- EXERCISE DETAILS
Below are the records. Count the lines containing the string "title", and reply with the number alone.

- SUPPLIED INFORMATION
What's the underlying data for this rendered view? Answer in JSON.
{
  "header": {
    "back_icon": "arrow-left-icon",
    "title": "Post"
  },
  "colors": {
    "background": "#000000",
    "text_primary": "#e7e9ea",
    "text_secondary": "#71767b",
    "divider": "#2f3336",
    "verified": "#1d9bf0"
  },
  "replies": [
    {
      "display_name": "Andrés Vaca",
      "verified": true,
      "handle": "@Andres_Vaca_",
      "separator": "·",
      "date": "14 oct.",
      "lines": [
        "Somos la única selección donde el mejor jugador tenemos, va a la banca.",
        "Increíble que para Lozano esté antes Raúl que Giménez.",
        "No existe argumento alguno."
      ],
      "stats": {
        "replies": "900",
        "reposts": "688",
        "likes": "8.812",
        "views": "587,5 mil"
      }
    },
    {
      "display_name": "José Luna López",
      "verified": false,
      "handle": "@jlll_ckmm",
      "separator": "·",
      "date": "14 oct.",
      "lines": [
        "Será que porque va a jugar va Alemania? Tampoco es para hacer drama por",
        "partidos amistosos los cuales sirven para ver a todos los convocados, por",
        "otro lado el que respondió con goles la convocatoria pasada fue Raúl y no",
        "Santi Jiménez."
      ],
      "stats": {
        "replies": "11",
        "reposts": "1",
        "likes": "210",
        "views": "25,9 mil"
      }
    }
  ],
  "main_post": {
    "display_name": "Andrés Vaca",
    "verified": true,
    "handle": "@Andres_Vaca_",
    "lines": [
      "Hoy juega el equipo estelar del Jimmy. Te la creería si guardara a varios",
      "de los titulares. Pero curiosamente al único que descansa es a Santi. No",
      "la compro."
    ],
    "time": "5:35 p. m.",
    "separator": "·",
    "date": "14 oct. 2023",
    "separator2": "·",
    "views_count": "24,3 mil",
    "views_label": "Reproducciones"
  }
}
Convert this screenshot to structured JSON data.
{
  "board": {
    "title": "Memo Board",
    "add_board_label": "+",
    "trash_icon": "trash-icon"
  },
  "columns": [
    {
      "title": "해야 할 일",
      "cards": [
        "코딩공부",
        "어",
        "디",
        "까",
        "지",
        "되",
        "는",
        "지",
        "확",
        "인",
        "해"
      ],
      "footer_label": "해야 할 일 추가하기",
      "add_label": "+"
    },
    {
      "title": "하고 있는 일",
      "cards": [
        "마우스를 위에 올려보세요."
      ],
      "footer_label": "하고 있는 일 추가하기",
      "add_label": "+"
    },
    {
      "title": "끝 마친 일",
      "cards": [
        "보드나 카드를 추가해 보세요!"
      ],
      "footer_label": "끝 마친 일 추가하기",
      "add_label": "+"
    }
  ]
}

- RESPONSE FOR THIS EXERCISE
5